Work item:
Starting at the first line and ending at the last, reproduce the records below exactly.

(Data for the task)

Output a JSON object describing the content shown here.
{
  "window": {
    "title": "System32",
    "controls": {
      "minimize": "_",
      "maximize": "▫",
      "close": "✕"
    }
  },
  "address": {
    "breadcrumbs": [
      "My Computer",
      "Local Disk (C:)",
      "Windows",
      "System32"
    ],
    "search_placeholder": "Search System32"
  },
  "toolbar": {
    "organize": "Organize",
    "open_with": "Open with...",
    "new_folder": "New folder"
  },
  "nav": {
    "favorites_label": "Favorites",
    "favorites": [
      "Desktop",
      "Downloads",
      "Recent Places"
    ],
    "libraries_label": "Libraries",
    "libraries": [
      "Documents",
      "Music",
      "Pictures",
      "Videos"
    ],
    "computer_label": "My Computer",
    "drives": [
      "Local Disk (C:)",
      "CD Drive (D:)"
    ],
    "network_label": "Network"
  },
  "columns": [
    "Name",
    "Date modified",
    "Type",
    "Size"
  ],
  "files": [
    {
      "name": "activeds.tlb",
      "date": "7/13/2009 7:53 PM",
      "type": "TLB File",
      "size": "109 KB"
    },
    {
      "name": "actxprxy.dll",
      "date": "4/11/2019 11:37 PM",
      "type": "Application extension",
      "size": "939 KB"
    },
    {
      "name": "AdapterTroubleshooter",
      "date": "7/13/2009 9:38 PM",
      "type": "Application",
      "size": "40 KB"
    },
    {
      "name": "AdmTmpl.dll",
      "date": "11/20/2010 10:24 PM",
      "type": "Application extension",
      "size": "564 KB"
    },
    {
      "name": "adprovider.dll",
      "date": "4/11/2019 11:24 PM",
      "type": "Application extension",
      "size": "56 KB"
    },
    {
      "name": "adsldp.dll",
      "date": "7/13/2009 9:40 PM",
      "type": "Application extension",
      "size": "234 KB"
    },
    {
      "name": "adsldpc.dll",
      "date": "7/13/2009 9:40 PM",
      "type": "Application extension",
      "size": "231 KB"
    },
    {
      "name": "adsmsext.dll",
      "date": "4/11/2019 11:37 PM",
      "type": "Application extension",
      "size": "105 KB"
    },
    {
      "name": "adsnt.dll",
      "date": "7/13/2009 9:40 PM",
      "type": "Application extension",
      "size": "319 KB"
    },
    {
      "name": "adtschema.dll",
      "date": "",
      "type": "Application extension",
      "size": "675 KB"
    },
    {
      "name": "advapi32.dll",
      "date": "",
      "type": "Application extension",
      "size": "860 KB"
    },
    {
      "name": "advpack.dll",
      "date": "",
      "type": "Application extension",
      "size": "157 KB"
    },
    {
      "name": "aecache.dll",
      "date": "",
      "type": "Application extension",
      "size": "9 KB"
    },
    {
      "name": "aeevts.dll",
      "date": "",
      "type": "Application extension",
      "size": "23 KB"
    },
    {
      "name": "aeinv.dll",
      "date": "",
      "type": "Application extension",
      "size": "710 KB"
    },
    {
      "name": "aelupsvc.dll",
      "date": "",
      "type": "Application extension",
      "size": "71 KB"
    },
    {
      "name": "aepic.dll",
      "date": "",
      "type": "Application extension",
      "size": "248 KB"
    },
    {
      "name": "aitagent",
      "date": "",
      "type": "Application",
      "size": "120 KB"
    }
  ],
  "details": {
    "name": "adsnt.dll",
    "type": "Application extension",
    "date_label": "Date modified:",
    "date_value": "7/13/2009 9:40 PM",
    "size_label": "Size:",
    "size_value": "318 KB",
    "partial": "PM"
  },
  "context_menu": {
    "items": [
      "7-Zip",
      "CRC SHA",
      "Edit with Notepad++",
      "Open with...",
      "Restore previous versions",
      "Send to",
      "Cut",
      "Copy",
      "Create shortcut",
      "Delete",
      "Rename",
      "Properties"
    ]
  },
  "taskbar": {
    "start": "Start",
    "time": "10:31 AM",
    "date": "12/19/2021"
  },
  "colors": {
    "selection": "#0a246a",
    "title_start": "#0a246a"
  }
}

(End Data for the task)

Reply:
Output a JSON object describing the content shown here.
{
  "window": {
    "title": "System32",
    "controls": {
      "minimize": "_",
      "maximize": "▫",
      "close": "✕"
    }
  },
  "address": {
    "breadcrumbs": [
      "My Computer",
      "Local Disk (C:)",
      "Windows",
      "System32"
    ],
    "search_placeholder": "Search System32"
  },
  "toolbar": {
    "organize": "Organize",
    "open_with": "Open with...",
    "new_folder": "New folder"
  },
  "nav": {
    "favorites_label": "Favorites",
    "favorites": [
      "Desktop",
      "Downloads",
      "Recent Places"
    ],
    "libraries_label": "Libraries",
    "libraries": [
      "Documents",
      "Music",
      "Pictures",
      "Videos"
    ],
    "computer_label": "My Computer",
    "drives": [
      "Local Disk (C:)",
      "CD Drive (D:)"
    ],
    "network_label": "Network"
  },
  "columns": [
    "Name",
    "Date modified",
    "Type",
    "Size"
  ],
  "files": [
    {
      "name": "activeds.tlb",
      "date": "7/13/2009 7:53 PM",
      "type": "TLB File",
      "size": "109 KB"
    },
    {
      "name": "actxprxy.dll",
      "date": "4/11/2019 11:37 PM",
      "type": "Application extension",
      "size": "939 KB"
    },
    {
      "name": "AdapterTroubleshooter",
      "date": "7/13/2009 9:38 PM",
      "type": "Application",
      "size": "40 KB"
    },
    {
      "name": "AdmTmpl.dll",
      "date": "11/20/2010 10:24 PM",
      "type": "Application extension",
      "size": "564 KB"
    },
    {
      "name": "adprovider.dll",
      "date": "4/11/2019 11:24 PM",
      "type": "Application extension",
      "size": "56 KB"
    },
    {
      "name": "adsldp.dll",
      "date": "7/13/2009 9:40 PM",
      "type": "Application extension",
      "size": "234 KB"
    },
    {
      "name": "adsldpc.dll",
      "date": "7/13/2009 9:40 PM",
      "type": "Application extension",
      "size": "231 KB"
    },
    {
      "name": "adsmsext.dll",
      "date": "4/11/2019 11:37 PM",
      "type": "Application extension",
      "size": "105 KB"
    },
    {
      "name": "adsnt.dll",
      "date": "7/13/2009 9:40 PM",
      "type": "Application extension",
      "size": "319 KB"
    },
    {
      "name": "adtschema.dll",
      "date": "",
      "type": "Application extension",
      "size": "675 KB"
    },
    {
      "name": "advapi32.dll",
      "date": "",
      "type": "Application extension",
      "size": "860 KB"
    },
    {
      "name": "advpack.dll",
      "date": "",
      "type": "Application extension",
      "size": "157 KB"
    },
    {
      "name": "aecache.dll",
      "date": "",
      "type": "Application extension",
      "size": "9 KB"
    },
    {
      "name": "aeevts.dll",
      "date": "",
      "type": "Application extension",
      "size": "23 KB"
    },
    {
      "name": "aeinv.dll",
      "date": "",
      "type": "Application extension",
      "size": "710 KB"
    },
    {
      "name": "aelupsvc.dll",
      "date": "",
      "type": "Application extension",
      "size": "71 KB"
    },
    {
      "name": "aepic.dll",
      "date": "",
      "type": "Application extension",
      "size": "248 KB"
    },
    {
      "name": "aitagent",
      "date": "",
      "type": "Application",
      "size": "120 KB"
    }
  ],
  "details": {
    "name": "adsnt.dll",
    "type": "Application extension",
    "date_label": "Date modified:",
    "date_value": "7/13/2009 9:40 PM",
    "size_label": "Size:",
    "size_value": "318 KB",
    "partial": "PM"
  },
  "context_menu": {
    "items": [
      "7-Zip",
      "CRC SHA",
      "Edit with Notepad++",
      "Open with...",
      "Restore previous versions",
      "Send to",
      "Cut",
      "Copy",
      "Create shortcut",
      "Delete",
      "Rename",
      "Properties"
    ]
  },
  "taskbar": {
    "start": "Start",
    "time": "10:31 AM",
    "date": "12/19/2021"
  },
  "colors": {
    "selection": "#0a246a",
    "title_start": "#0a246a"
  }
}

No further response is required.